Low input wheats are a rarity
WINTER wheats performing reasonably well with fewer fungicides are thin on the ground in ARC experience.
Four seasons of work comparing single- and three-spray programmes have identified relatively few varieties where the extra two sprays have little effect on yield.
"It is very difficult to nominate reduced input varieties," says Dr Carver. "But a few are getting close to being single spray types." Abbot and Drake, with yield responses of only 3% and 2.5% respectively to the extra treatments, are potential candidates, depending on fungicide and grain prices, he suggests.
"Before strobilurin fungicides came along we reckoned anything under 2-2.5% was probably not worth chasing. Now with the strobilurins and with grain at only £70/t it is probably more like 3.5%."
Not unexpectedly, of the more familiar varieties Riband, Consort and Brigadier all responded well in the past three seasons, yielding 13.5, 12.7 and 9.3% more from three sprays instead of one single T2 (mid May) treatment. And only seven of 29 trialled gave less than 5% extra.
Clearly disease pressure has a bearing, says Dr Carver. At Dunmow, Essex, this year, where pressure was low, the marginal benefit of spraying three times was much reduced. Indeed in some varieties, notably Abbot, yield was lower after the triple triazole programme.

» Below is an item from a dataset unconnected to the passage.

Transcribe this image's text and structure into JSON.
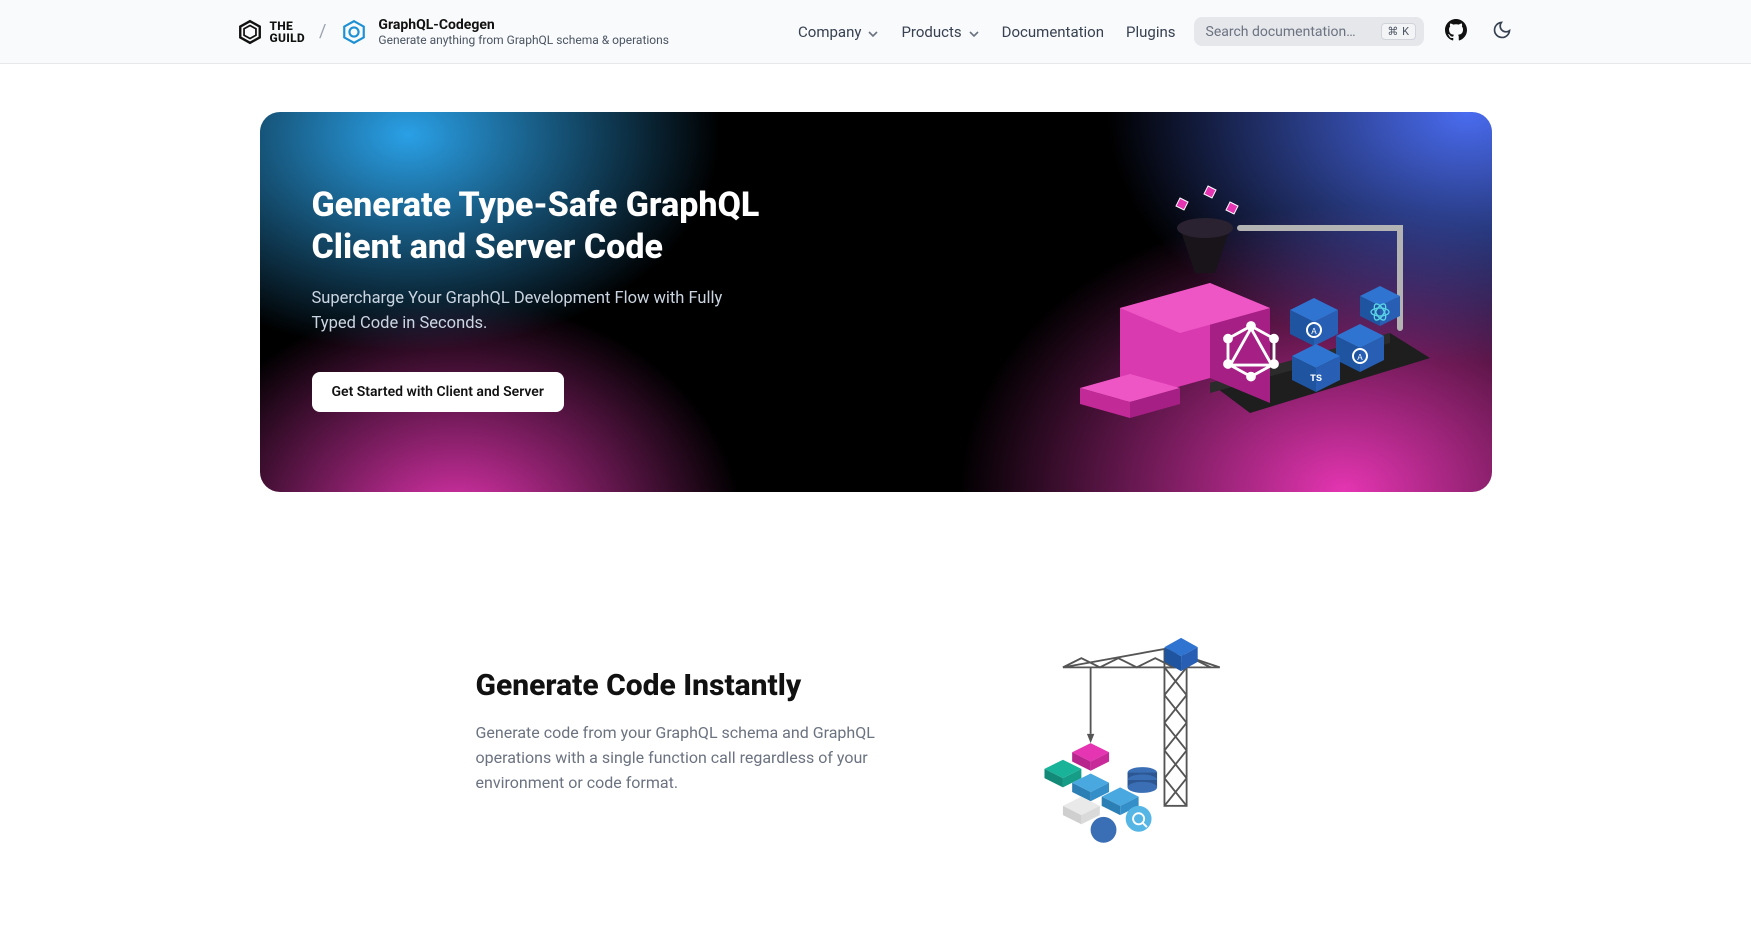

"Our site at Wimborne, Dorset gave us a much better idea of which varieties can tolerate low inputs." There the lowest response to the extra sprays in the strobilurin-based programme was 5.7% (in Drake). Using three sprays instead of one on Riband boosted output by nearly a third.